First my body broke.
The trip had started off magically with elephants swimming in the lake. Not waddling or doing that thing us girls do, politely bobbing, heads afloat to keep our hair dry. No. These elephants were submerged, frolicking, clambering on top of one another and then sploshing back into the water. Hell, they were practically doing breast stroke. I could hear Richard Attenborough’s commentary skipping the surface of the lake. A whimsical, cheeky scene in the way only Mother Nature can get away with. Something I have always wanted to see.
‘Now I can die a happy woman’, I tossed my head in abandon and declared with sufficient drama for the moment.
Famous last words.
Do not utter words like this so recklessly, my friends.
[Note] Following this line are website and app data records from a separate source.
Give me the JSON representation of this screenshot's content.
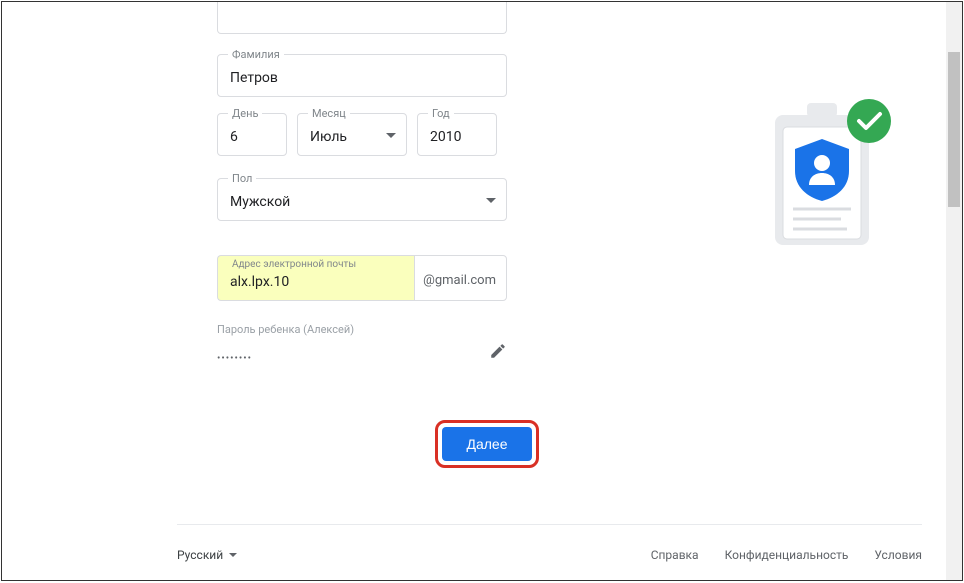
{
  "form": {
    "surname": {
      "label": "Фамилия",
      "value": "Петров"
    },
    "day": {
      "label": "День",
      "value": "6"
    },
    "month": {
      "label": "Месяц",
      "value": "Июль"
    },
    "year": {
      "label": "Год",
      "value": "2010"
    },
    "gender": {
      "label": "Пол",
      "value": "Мужской"
    },
    "email": {
      "label": "Адрес электронной почты",
      "value": "alx.lpx.10",
      "suffix": "@gmail.com"
    },
    "password": {
      "label": "Пароль ребенка (Алексей)",
      "masked": "••••••••"
    },
    "next_button": "Далее"
  },
  "footer": {
    "language": "Русский",
    "links": {
      "help": "Справка",
      "privacy": "Конфиденциальность",
      "terms": "Условия"
    }
  }
}
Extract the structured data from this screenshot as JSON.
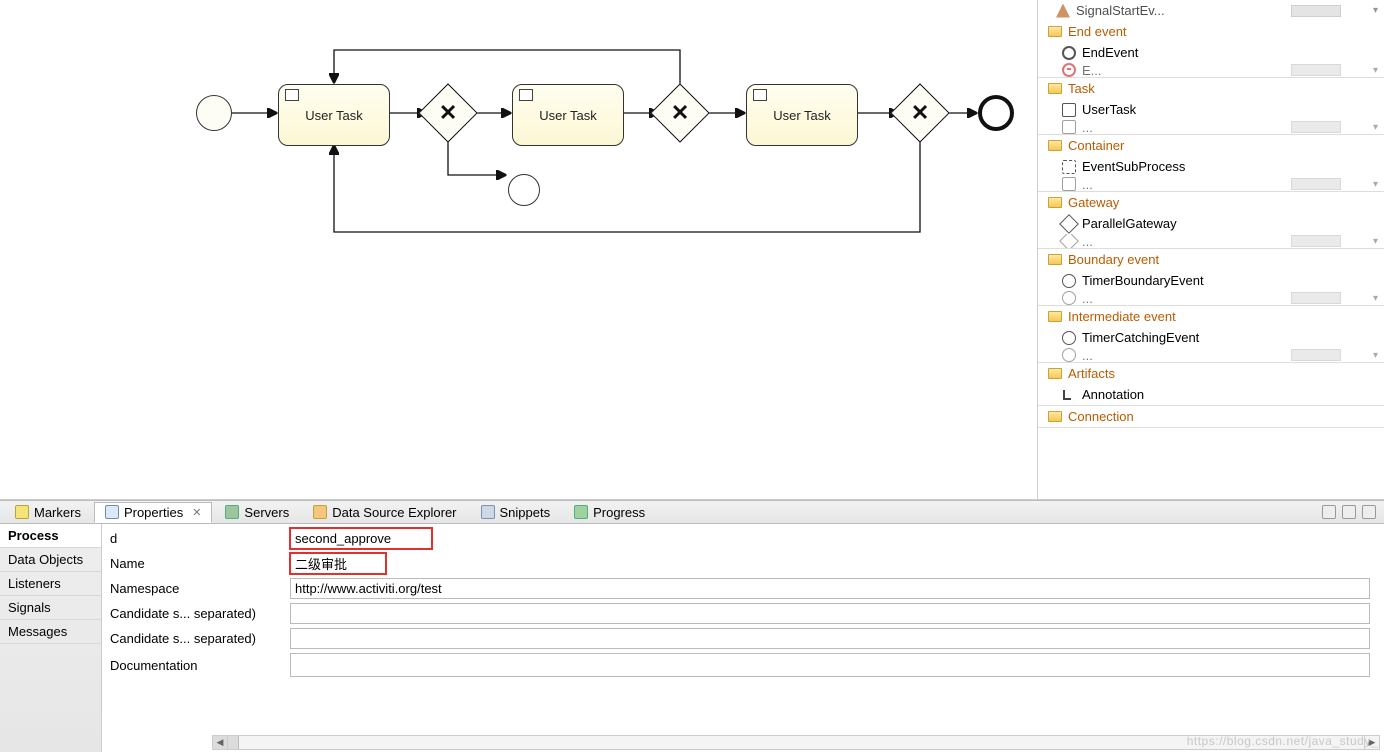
{
  "canvas": {
    "tasks": [
      {
        "label": "User Task"
      },
      {
        "label": "User Task"
      },
      {
        "label": "User Task"
      }
    ]
  },
  "palette": {
    "top_extra": {
      "label": "SignalStartEv..."
    },
    "drawers": [
      {
        "title": "End event",
        "items": [
          {
            "label": "EndEvent",
            "icon": "stop"
          },
          {
            "label": "E...",
            "icon": "end",
            "partial": true
          }
        ]
      },
      {
        "title": "Task",
        "items": [
          {
            "label": "UserTask",
            "icon": "square"
          },
          {
            "label": "...",
            "icon": "square",
            "partial": true
          }
        ]
      },
      {
        "title": "Container",
        "items": [
          {
            "label": "EventSubProcess",
            "icon": "dashed"
          },
          {
            "label": "...",
            "icon": "square",
            "partial": true
          }
        ]
      },
      {
        "title": "Gateway",
        "items": [
          {
            "label": "ParallelGateway",
            "icon": "diamond"
          },
          {
            "label": "...",
            "icon": "diamond",
            "partial": true
          }
        ]
      },
      {
        "title": "Boundary event",
        "items": [
          {
            "label": "TimerBoundaryEvent",
            "icon": "round"
          },
          {
            "label": "...",
            "icon": "round",
            "partial": true
          }
        ]
      },
      {
        "title": "Intermediate event",
        "items": [
          {
            "label": "TimerCatchingEvent",
            "icon": "round"
          },
          {
            "label": "...",
            "icon": "round",
            "partial": true
          }
        ]
      },
      {
        "title": "Artifacts",
        "items": [
          {
            "label": "Annotation",
            "icon": "l"
          }
        ]
      },
      {
        "title": "Connection",
        "items": []
      }
    ]
  },
  "tabs": {
    "markers": "Markers",
    "properties": "Properties",
    "servers": "Servers",
    "dsx": "Data Source Explorer",
    "snippets": "Snippets",
    "progress": "Progress"
  },
  "propsNav": {
    "process": "Process",
    "dataObjects": "Data Objects",
    "listeners": "Listeners",
    "signals": "Signals",
    "messages": "Messages"
  },
  "props": {
    "id_label": "d",
    "id_value": "second_approve",
    "name_label": "Name",
    "name_value": "二级审批",
    "ns_label": "Namespace",
    "ns_value": "http://www.activiti.org/test",
    "cand1_label": "Candidate s... separated)",
    "cand1_value": "",
    "cand2_label": "Candidate s... separated)",
    "cand2_value": "",
    "doc_label": "Documentation",
    "doc_value": ""
  },
  "watermark": "https://blog.csdn.net/java_study_"
}
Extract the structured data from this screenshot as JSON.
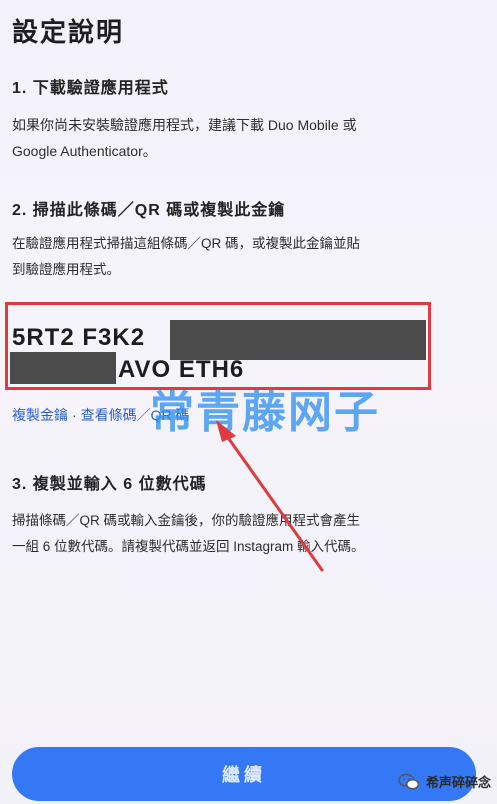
{
  "page": {
    "title": "設定說明"
  },
  "step1": {
    "title": "1. 下載驗證應用程式",
    "desc_line1": "如果你尚未安裝驗證應用程式，建議下載 Duo Mobile 或",
    "desc_line2": "Google Authenticator。"
  },
  "step2": {
    "title": "2. 掃描此條碼／QR 碼或複製此金鑰",
    "desc_line1": "在驗證應用程式掃描這組條碼／QR 碼，或複製此金鑰並貼",
    "desc_line2": "到驗證應用程式。"
  },
  "key": {
    "part1": "5RT2 F3K2",
    "part2": "AVO ETH6"
  },
  "links": {
    "copy_key": "複製金鑰",
    "view_code": "查看條碼／QR 碼",
    "separator": "·"
  },
  "step3": {
    "title": "3. 複製並輸入 6 位數代碼",
    "desc_line1": "掃描條碼／QR 碼或輸入金鑰後，你的驗證應用程式會產生",
    "desc_line2": "一組 6 位數代碼。請複製代碼並返回 Instagram 輸入代碼。"
  },
  "watermark": "常青藤网子",
  "continue_button": {
    "label": "繼續"
  },
  "brand": {
    "name": "希声碎碎念",
    "icon": "wechat-icon"
  },
  "colors": {
    "accent": "#3478f6",
    "highlight_border": "#e03a41",
    "link": "#2a5fd0",
    "arrow": "#e03a41"
  }
}
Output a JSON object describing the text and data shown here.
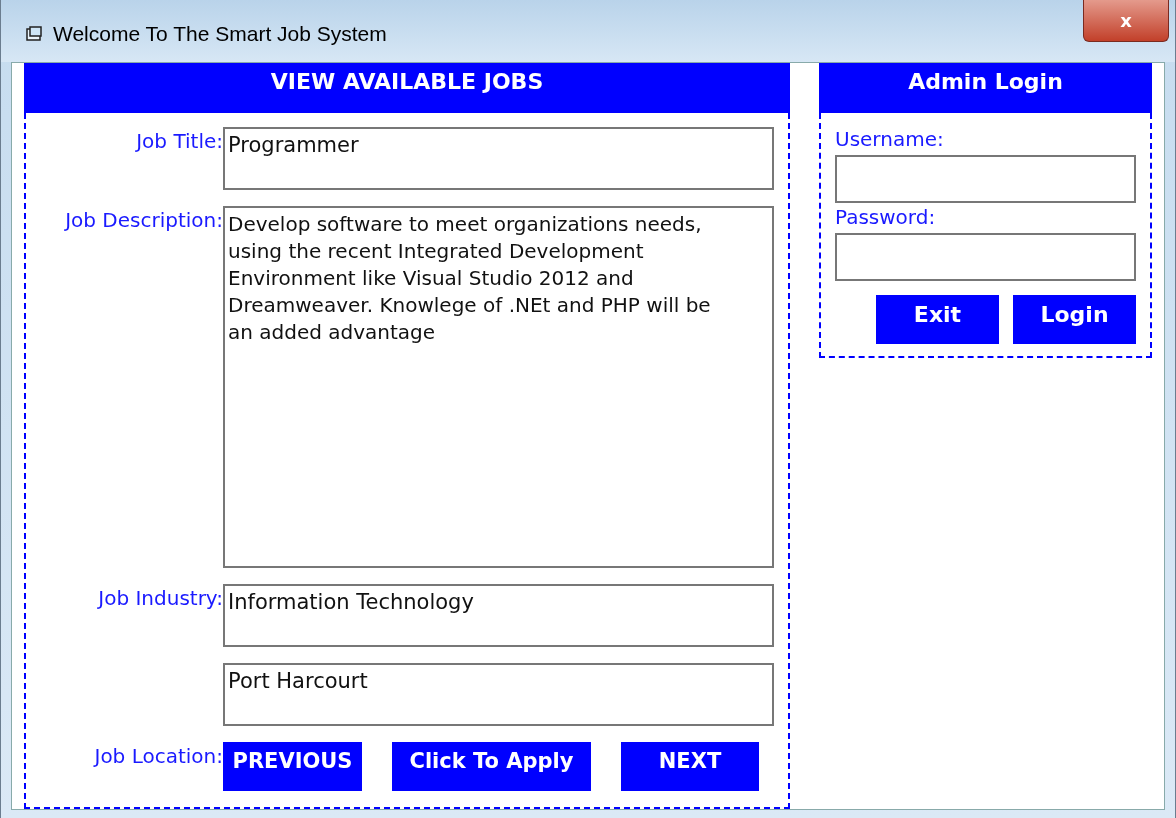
{
  "window": {
    "title": "Welcome To The Smart Job System",
    "close_label": "x"
  },
  "jobs_panel": {
    "header": "VIEW AVAILABLE JOBS",
    "fields": [
      {
        "label": "Job Title:",
        "value": "Programmer",
        "kind": "textbox"
      },
      {
        "label": "Job Description:",
        "value": "Develop software to meet organizations needs, using the recent Integrated Development Environment like Visual Studio 2012 and Dreamweaver. Knowlege of .NEt and PHP will be an added advantage",
        "kind": "textarea"
      },
      {
        "label": "Job Industry:",
        "value": "Information Technology",
        "kind": "textbox"
      },
      {
        "value": "Port Harcourt",
        "kind": "textbox"
      }
    ],
    "buttons_label": "Job Location:",
    "buttons": [
      "PREVIOUS",
      "Click To Apply",
      "NEXT"
    ]
  },
  "admin_panel": {
    "header": "Admin Login",
    "fields": [
      {
        "label": "Username:"
      },
      {
        "label": "Password:"
      }
    ],
    "buttons": [
      "Exit",
      "Login"
    ]
  }
}
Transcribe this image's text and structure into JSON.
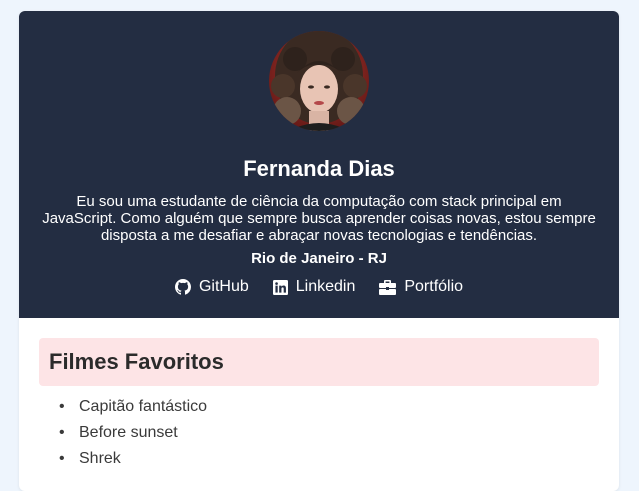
{
  "profile": {
    "name": "Fernanda Dias",
    "bio": "Eu sou uma estudante de ciência da computação com stack principal em JavaScript. Como alguém que sempre busca aprender coisas novas, estou sempre disposta a me desafiar e abraçar novas tecnologias e tendências.",
    "location": "Rio de Janeiro - RJ",
    "avatar_icon": "profile-photo"
  },
  "links": [
    {
      "label": "GitHub",
      "icon": "github-icon"
    },
    {
      "label": "Linkedin",
      "icon": "linkedin-icon"
    },
    {
      "label": "Portfólio",
      "icon": "briefcase-icon"
    }
  ],
  "favorites": {
    "title": "Filmes Favoritos",
    "items": [
      "Capitão fantástico",
      "Before sunset",
      "Shrek"
    ]
  },
  "colors": {
    "header_bg": "#232d42",
    "page_bg": "#eef5fd",
    "section_title_bg": "#fde4e6"
  }
}
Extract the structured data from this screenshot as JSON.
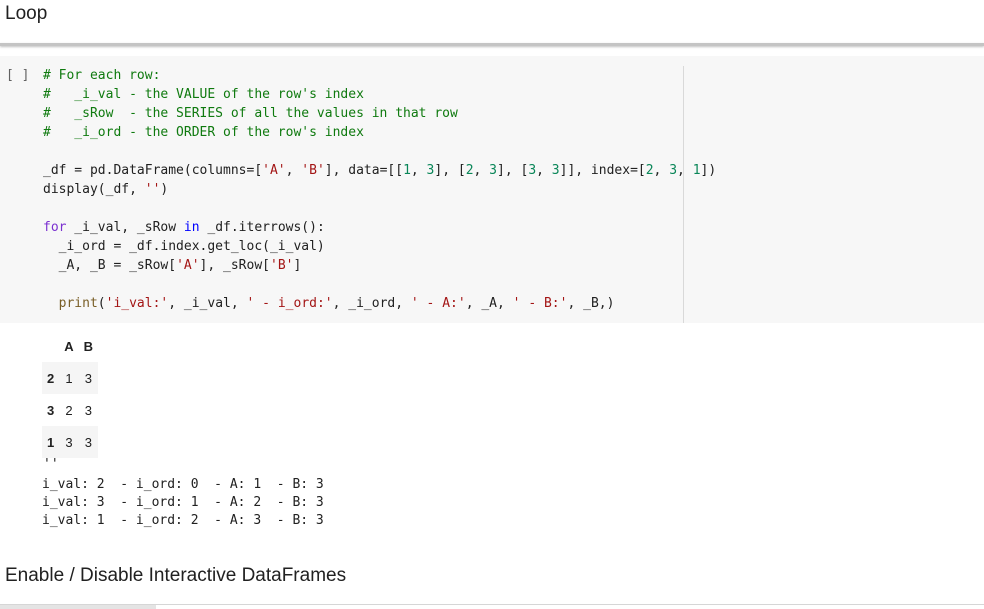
{
  "heading_loop": "Loop",
  "heading_next": "Enable / Disable Interactive DataFrames",
  "cell": {
    "run_indicator": "[ ]",
    "lines": [
      [
        {
          "c": "c",
          "t": "# For each row:"
        }
      ],
      [
        {
          "c": "c",
          "t": "#   _i_val - the VALUE of the row's index"
        }
      ],
      [
        {
          "c": "c",
          "t": "#   _sRow  - the SERIES of all the values in that row"
        }
      ],
      [
        {
          "c": "c",
          "t": "#   _i_ord - the ORDER of the row's index"
        }
      ],
      [],
      [
        {
          "c": "",
          "t": "_df = pd.DataFrame(columns=["
        },
        {
          "c": "s",
          "t": "'A'"
        },
        {
          "c": "",
          "t": ", "
        },
        {
          "c": "s",
          "t": "'B'"
        },
        {
          "c": "",
          "t": "], data=[["
        },
        {
          "c": "n",
          "t": "1"
        },
        {
          "c": "",
          "t": ", "
        },
        {
          "c": "n",
          "t": "3"
        },
        {
          "c": "",
          "t": "], ["
        },
        {
          "c": "n",
          "t": "2"
        },
        {
          "c": "",
          "t": ", "
        },
        {
          "c": "n",
          "t": "3"
        },
        {
          "c": "",
          "t": "], ["
        },
        {
          "c": "n",
          "t": "3"
        },
        {
          "c": "",
          "t": ", "
        },
        {
          "c": "n",
          "t": "3"
        },
        {
          "c": "",
          "t": "]], index=["
        },
        {
          "c": "n",
          "t": "2"
        },
        {
          "c": "",
          "t": ", "
        },
        {
          "c": "n",
          "t": "3"
        },
        {
          "c": "",
          "t": ", "
        },
        {
          "c": "n",
          "t": "1"
        },
        {
          "c": "",
          "t": "])"
        }
      ],
      [
        {
          "c": "",
          "t": "display(_df, "
        },
        {
          "c": "s",
          "t": "''"
        },
        {
          "c": "",
          "t": ")"
        }
      ],
      [],
      [
        {
          "c": "k",
          "t": "for"
        },
        {
          "c": "",
          "t": " _i_val, _sRow "
        },
        {
          "c": "kb",
          "t": "in"
        },
        {
          "c": "",
          "t": " _df.iterrows():"
        }
      ],
      [
        {
          "c": "",
          "t": "  _i_ord = _df.index.get_loc(_i_val)"
        }
      ],
      [
        {
          "c": "",
          "t": "  _A, _B = _sRow["
        },
        {
          "c": "s",
          "t": "'A'"
        },
        {
          "c": "",
          "t": "], _sRow["
        },
        {
          "c": "s",
          "t": "'B'"
        },
        {
          "c": "",
          "t": "]"
        }
      ],
      [],
      [
        {
          "c": "",
          "t": "  "
        },
        {
          "c": "f",
          "t": "print"
        },
        {
          "c": "",
          "t": "("
        },
        {
          "c": "s",
          "t": "'i_val:'"
        },
        {
          "c": "",
          "t": ", _i_val, "
        },
        {
          "c": "s",
          "t": "' - i_ord:'"
        },
        {
          "c": "",
          "t": ", _i_ord, "
        },
        {
          "c": "s",
          "t": "' - A:'"
        },
        {
          "c": "",
          "t": ", _A, "
        },
        {
          "c": "s",
          "t": "' - B:'"
        },
        {
          "c": "",
          "t": ", _B,)"
        }
      ]
    ]
  },
  "output": {
    "table": {
      "columns": [
        "A",
        "B"
      ],
      "rows": [
        {
          "index": "2",
          "A": "1",
          "B": "3"
        },
        {
          "index": "3",
          "A": "2",
          "B": "3"
        },
        {
          "index": "1",
          "A": "3",
          "B": "3"
        }
      ]
    },
    "repr_line": "''",
    "print_lines": [
      "i_val: 2  - i_ord: 0  - A: 1  - B: 3",
      "i_val: 3  - i_ord: 1  - A: 2  - B: 3",
      "i_val: 1  - i_ord: 2  - A: 3  - B: 3"
    ]
  }
}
As I learned, the Universe has its ears constantly pricked.
Things proceeded swiftly downhill from there.
Fast forward through African book cover worthy sunset to the night game drive. That is when things started going terribly wrong. The 1940’s Land Rover we were in started smoking; not innocuous wimpy wisps of light smoke. No. Thick, black ominous clouds of smoke, followed by sparks and flames…I swear!
The driver yelled that the car was about to catch fire.
Images of 90’s action movies with cars bursting spontaneously into a bright orange blaze rushed through my mind, and I did what any normal human being would do.
I jumped! Out of the window.
I hear you ask, but Aleya, why didn’t you calmly open the door and step out?
I DON’T KNOW! At the time, it seemed to be most sensible thing to do. Suffice to say, I am not the chick you want making decisions when shit hits the fan.
As I jumped out the window, my trousers got caught on the door handle, and my body was suspended upside down, hanging by my trousers, before I slithered to the ground.
Remember. The car is still catching fire!
So I crawled on the ground as far as I could, before realising my knee cap had done a disappearing act. It was no longer where it used to be. It was now poking out several inches to the left of where it normally sits.
Lying on the ground, covered in Masaai blankets, I stared up at the stars twinkling over a Laikipia night and tried not to cry as I waited for the ranger to come back from the camp with two things; a doctor and whiskey. Not necessarily in order. If ever one needs amber fortification, a wayward kneecap and an orchestra of beasts roaring a few hundred metres away will be that time.
Having dislocated my knee, and torn both ligaments on either side, I spent the next month hobbling around, with a full leg cast, which when I finally removed had left my left leg shrivelled up, half the size of my right. Attractive eh?
I then spent the next several months teaching my knee how to bend again. Nestled in that sweaty plaster of paris cocoon, it had clean forgotten. At first I cajoled it, gently, lovingly, sympathetically, after all 30 odd years of bending to the whims of me and my nonsense, it was bound to crack. It deserved a rest. Then I got irritated. The purpose of a knee is to bend. Did it not understand that? The simplest of things were the most awkward. Sitting at a table, having to stretch my leg out in front, wondering if I should explain to my dining partner that really I was not playing footsie with them, promise. Or not being able to sit on the ground at mosque, experiencing the withering looks of the ‘senior citizens’ at taking up a valuable chair – the ‘senior citizens’ are fiercely possessive over their chairs, and nasty feuds arise out of chair stealing.
I am not a patient person. I got fed up of all the coaxing, and left my knee alone. It would come around. When it was ready to bend it would. Like a child who makes a fuss about eating. They will eat when they are hungry. Terrible analogy. You can guess how that turned out for me? The pain never really went away, and but eventually my knee was able to bend to a functional level.
Then my heart broke.
Our ‘I do’ turned into an ‘I don’t think so anymore’.
I had always found the best way to take care of an aching heart is to distract it with an aching body. The best way to silence a brain that won’t shut up, is to overpower it by pushing your body till its screams drown out your inner monologue. Even if that lasts just a few hours.
So I hit the gym. But my body wouldn’t do the things it used to do. My knee had reared its ugly un-cooperative head, and I left feeling utterly betrayed by my own body.
Then I met a woman. Dreadlocked Irene, with a smile full of white teeth. She came around to our house early morning, literally bounding into the house, with more cheer and energy than is sensible at that time of day. I am generally suspicious of anyone who is in that good of a mood at 6:00am. And as the sun rose, and the birds made a ruckus, I did my very first Downward Dog.
To be continued…
A hint of what is to come: ‘Because before a man takes up yoga, something has to break.’ http://www.gq-magazine.co.uk/comment/articles/2013-03/08/tony-parsons-recommends-yoga-for-men